Decision to transfer capital to Nusantara Another setback for China-backed BRI project hit by major cost overruns and delays

Indonesia’s recent decision to move its capital from Jakarta to a jungle area in East Kalimantan is expected to harming the economic viability of the country’s high-speed rail project which has already experienced repeated delays and massive cost overruns.

Earlier this year, the Indonesian parliament approved a bill to move the national capital from Jakarta at a new location (named Nusantra) which encompasses an area of ​​180,000 hectares between the regencies of Kutai Kartanegara and Penajam Paser Utara.

Indonesia’s first high-speed railway is currently being built by a consortium of Chinese-Indonesian companies. The joint venture was established in October 2015 between a consortium of Indonesian state-owned enterprises and China Railway International.

When completed, a 142 km rail link will connect its current capital Jakarta and the city of Bandung in West Java. The high-speed train will reduce the journey between the two central hubs to 36 minutes from the current 3-5 hours.

The Jakarta-Bandung HSR, a project under the Belt and Road Initiative (BRI) project, is China’s first overseas high-speed rail project and the first of its kind in Southeast Asia with a speed maximum design speed of 350 kilometers (km) per hour.

During a recent parliamentary hearing, Dwiyana Slamet Riyadi, Chairman and CEO of Kereta Cepat Indonesia China (KCIC), the consortium building the high-speed rail link, acknowledged that the time it takes to break even on the project , estimated to be 26, will now be 40.

“Looking at the value of the investment, the number of passengers and the price of the tickets, it is very difficult to follow the previous feasibility study where the assumption of a return on investment will occur within 20 years”, Riyadh noted.

Riyadi said revised estimates were made based on a recent feasibility study, taking into account the COVID-19 situation, as well as “the relocation of the capital”.

A previous study had estimated a daily passenger volume of 61,000, but another recent study reduced the estimates to 31,000 passengers per day, Riyadi noted.

The groundbreaking ceremony for the project was held in 2016 and the original plan was to run Southeast Asia’s first high-speed train in 2019. But the progress of the project has been plagued by delays due to land acquisition issues and environmental permits.

According to the latest status shared by the consortium, nearly 80% was complete at the start of this year.
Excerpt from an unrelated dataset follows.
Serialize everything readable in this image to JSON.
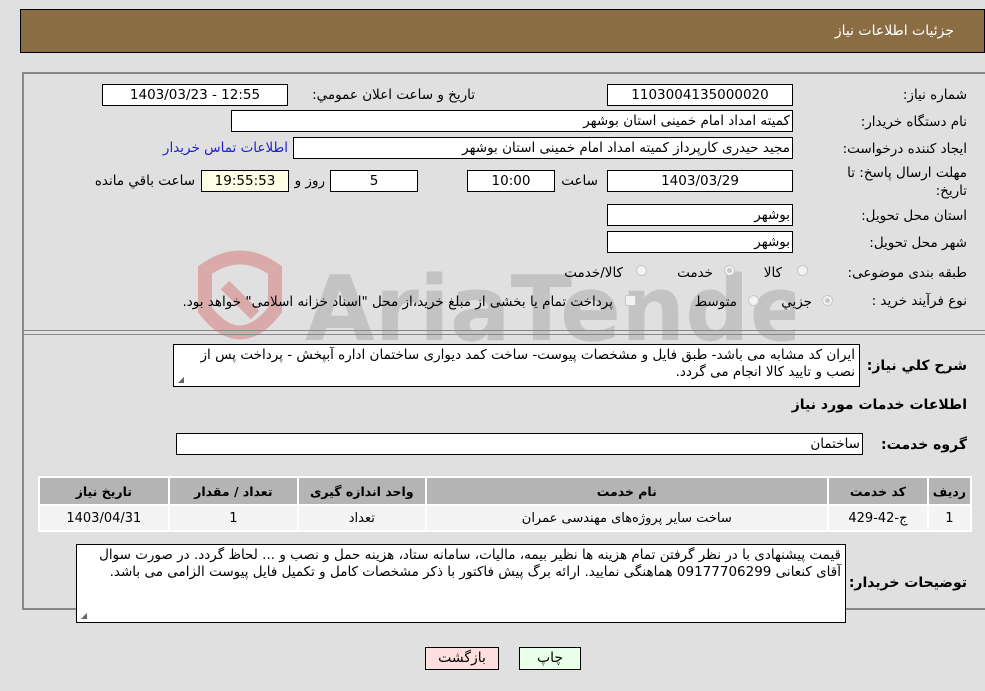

KCIC also plans to start a trial on part of the line by the end of this year.

Escalating costs

The project has also been affected by rising costs. Indonesia initially forecast construction to cost $5.5 billion and revised it up to $6.07 billion last year. However, the final price is expected to be $7.9 billion, at least $2 billion more than the $5.5 billion expected when the project was first agreed in 2015.

When the project was first awarded to the Chinese consortium in 2015, Indonesia said the project would not require any public funding or financial guarantees. But in September last year, President Joko Widodo had to retreat and issue a decree authorizing the government to contribute public funds to the project, eroding one of the main selling points of the Chinese proposal over a Japanese alternative.

Jose P. Rogers